In a recent development the District Development Model has been launched, whereby the Minister of COGTA with the assistance of the United Nations will combine to assist struggling municipalities. In effect this allows national forces to ‘take control’ in these municipalities and get them up to speed with their more successful counterparts.
The model will foster a “One Plan” approach to local development that seeks to incorporate public, private and civil society participation and investment in a joint effort to provide service delivery, localize procurement and create jobs. The COGTA-UN partnership will initially focus on the three DDM pilot districts, namely: O.R. Tambo (Eastern Cape), Waterberg (Limpopo) and eThekwini (KwaZulu-Natal). The partnership will give practical expression to the DDM principles which are based on cooperation and collaboration among stakeholders.
The question here is whether Dlamini-Zuma, who has demonstrated her total incompetence and total unsuitability to run even the most basic of government roles, has the capacity to implement the desired changes.
Ramaphosa has completely and utterly failed in this star. He does not even attain the grade that his predecessor, who had no formal education and was notoriously financially illiterate, achieved. This is the one instance where the rubber meets the road, as local government is where the citizens experience government’s capacity and resolve to deliver basic services. The person living in a shack does not actually care if Jacob Zuma goes to jail or not. They worry about cable theft slowing down the trains and getting them to work late. They worry about having to use a pit latrine, or to carry water to bath their young. This area is probably the most important for his approval rating and receives the least attention. Strange as I always believed him to be a thoughtful and intelligent man.
Scoring four out of five would normally put you into the 80 % category. Ramaphosa has done a great job in aligning a number of the stars and these are all very important to the long-term prospects for South Africa, but he fails miserably at the place where most people actually feel it the most. His political opponents are fortunately too inept to see the stark reality. Julius Malema is too busy voicing his stance on race, and the DA is so busy playing Prog (PFP) politics (This is where Tony Leon cut his political teeth – where you sit on the side-line and bitch like hell about everything but are unable to arrange a good booze up in a brewery).
So, unfortunately, in the one area where Ramaphosa scores a “fail” his political opponents are just to useless to actually drive home their advantage and spur him on to make tangible improvements.

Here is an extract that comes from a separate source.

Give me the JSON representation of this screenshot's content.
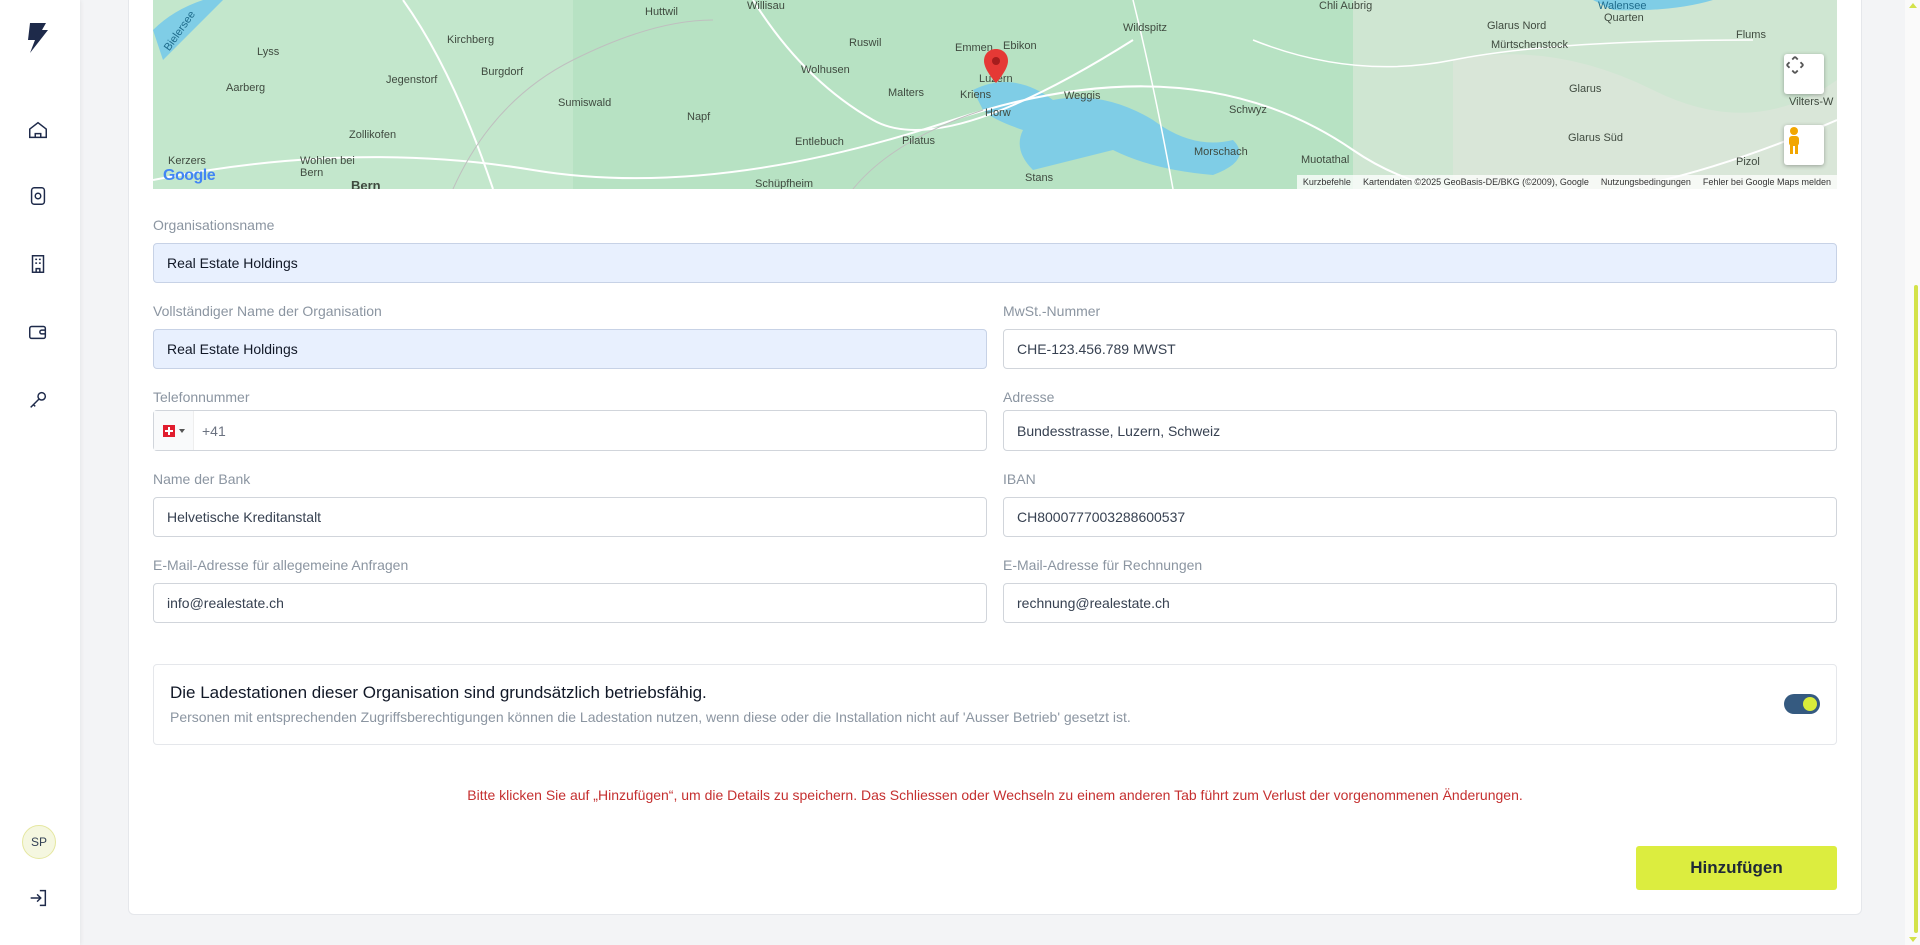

So, does South Africa have a chance? I believe the answer is YES. We need to keep the stars that are properly aligned in their proper orbit. Local government needs very urgent attention and then as always with any turnaround a big helping of good luck will certainly make for a less bumpy ride.
Peter Carlisle CA (SA)